        • Carroll S.G.M.
        • Lockyer H.
        • Andrews H.
        • et al.
        Outcome of fetal talipes following in utero sonographic diagnosis.
        Ultrasound Obstet Gynecol. 2001; 18: 437-440
        • Midrio P.
        • Stefanutti G.
        • Mussap M.
        • D’Antona D.
        • Zolpi E.
        • Gamba P.
        Amnioexchange for fetuses with gastroschisis: is it effective?.
        J Pediatr Surg. 2007; 42: 777-782
      1. Offerdal K, Jebens N, Blaas HGK, Eik-Nes SH. Prenatal ultrasound detection of talipes equinovarus in a non-selected population of 49 314 deliveries in Norway. Ultrasound Ostet Gynecol. Published online in Wiley InterScience doi: 10.1002/uog.4079.

        • Tillett R.L.
        • Fisk N.M.
        • Murphy K.
        • Hunt D.M.
        Clinical outcome of congenital talipes equinovarus diagnosed antenatally by ultrasound.
        J Bone Joint Surg. 2000; 82-B: 876-880
        • Stone P.
        Fetal gastrointestinal abnormalities.
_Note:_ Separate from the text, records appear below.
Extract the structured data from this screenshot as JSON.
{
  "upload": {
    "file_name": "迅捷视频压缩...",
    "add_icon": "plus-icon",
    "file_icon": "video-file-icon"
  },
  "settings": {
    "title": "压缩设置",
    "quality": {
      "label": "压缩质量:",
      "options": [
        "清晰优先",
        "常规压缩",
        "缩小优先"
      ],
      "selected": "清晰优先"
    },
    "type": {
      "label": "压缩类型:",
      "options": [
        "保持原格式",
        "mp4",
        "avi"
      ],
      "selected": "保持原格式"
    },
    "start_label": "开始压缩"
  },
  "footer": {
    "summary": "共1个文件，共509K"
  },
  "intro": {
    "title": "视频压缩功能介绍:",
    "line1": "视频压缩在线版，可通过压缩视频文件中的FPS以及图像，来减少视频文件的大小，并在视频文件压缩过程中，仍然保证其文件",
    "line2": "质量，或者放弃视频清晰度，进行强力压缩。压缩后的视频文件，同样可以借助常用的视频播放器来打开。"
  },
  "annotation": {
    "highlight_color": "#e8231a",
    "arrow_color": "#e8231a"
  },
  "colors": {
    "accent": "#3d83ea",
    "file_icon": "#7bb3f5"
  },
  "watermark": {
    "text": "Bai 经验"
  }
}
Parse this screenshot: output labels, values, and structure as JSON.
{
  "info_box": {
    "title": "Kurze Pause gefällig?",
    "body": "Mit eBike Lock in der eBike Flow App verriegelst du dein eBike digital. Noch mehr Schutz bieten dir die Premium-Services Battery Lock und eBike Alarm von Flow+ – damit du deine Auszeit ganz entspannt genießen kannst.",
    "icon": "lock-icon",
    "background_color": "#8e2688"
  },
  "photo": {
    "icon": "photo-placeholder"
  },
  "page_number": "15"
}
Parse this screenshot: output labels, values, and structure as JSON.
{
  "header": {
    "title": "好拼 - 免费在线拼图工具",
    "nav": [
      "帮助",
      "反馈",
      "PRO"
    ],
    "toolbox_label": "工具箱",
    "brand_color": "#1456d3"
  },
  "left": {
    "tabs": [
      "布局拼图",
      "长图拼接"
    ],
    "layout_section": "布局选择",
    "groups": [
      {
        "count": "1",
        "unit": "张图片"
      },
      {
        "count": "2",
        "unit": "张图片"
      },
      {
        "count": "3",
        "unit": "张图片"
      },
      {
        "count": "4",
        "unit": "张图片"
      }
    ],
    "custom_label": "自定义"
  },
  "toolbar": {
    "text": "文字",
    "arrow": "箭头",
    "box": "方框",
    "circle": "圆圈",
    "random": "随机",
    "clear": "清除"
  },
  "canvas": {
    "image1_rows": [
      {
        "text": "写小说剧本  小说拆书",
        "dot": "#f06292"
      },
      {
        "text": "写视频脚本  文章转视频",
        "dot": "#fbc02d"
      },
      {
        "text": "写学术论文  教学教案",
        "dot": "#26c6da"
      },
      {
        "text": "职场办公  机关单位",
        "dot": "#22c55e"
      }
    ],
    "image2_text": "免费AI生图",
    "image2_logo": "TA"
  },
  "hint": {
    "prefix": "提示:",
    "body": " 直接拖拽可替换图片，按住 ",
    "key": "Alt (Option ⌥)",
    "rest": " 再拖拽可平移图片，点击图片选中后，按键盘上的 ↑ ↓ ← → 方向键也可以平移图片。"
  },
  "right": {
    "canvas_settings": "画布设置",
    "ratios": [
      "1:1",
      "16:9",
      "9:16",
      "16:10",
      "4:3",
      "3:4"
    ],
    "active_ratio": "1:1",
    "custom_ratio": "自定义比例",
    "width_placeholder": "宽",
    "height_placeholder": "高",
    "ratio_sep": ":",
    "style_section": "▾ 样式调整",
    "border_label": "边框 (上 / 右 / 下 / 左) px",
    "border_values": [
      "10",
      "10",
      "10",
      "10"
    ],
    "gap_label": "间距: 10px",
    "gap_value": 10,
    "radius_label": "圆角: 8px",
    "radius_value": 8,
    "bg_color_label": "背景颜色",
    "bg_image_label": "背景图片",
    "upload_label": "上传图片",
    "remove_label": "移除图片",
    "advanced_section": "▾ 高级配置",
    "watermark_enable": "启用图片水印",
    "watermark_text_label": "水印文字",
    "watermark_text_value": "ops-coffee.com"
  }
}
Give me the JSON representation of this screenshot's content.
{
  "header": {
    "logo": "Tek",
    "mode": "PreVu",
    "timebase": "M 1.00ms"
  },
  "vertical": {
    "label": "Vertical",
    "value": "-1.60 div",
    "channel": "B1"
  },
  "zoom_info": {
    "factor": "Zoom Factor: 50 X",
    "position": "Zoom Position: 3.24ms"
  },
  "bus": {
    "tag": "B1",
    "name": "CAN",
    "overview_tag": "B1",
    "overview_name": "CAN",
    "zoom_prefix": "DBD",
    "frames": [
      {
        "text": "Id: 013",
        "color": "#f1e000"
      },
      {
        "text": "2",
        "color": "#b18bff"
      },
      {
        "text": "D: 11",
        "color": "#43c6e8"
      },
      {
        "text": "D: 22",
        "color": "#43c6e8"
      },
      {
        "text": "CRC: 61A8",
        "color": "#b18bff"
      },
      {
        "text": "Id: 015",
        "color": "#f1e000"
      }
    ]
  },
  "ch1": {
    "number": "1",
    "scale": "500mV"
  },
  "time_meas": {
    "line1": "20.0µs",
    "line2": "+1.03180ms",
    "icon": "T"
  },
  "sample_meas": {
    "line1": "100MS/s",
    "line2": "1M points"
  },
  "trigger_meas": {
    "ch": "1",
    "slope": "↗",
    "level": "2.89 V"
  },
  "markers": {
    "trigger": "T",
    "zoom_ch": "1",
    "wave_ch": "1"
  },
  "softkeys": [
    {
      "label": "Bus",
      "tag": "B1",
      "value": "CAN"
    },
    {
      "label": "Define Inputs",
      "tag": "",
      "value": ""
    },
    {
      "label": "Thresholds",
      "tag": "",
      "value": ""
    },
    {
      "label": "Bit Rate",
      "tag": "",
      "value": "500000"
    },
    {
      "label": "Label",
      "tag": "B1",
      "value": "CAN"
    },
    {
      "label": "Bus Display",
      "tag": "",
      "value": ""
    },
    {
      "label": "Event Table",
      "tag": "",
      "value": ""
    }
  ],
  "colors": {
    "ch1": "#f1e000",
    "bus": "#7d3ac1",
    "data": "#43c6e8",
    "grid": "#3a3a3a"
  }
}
        in: James D.K. Steer P.J. Weiner C.P. Gonik B. High risk pregnancy. Management options. 3rd edn. Philadelphia, 2006: 422-433 ([Chapter 20])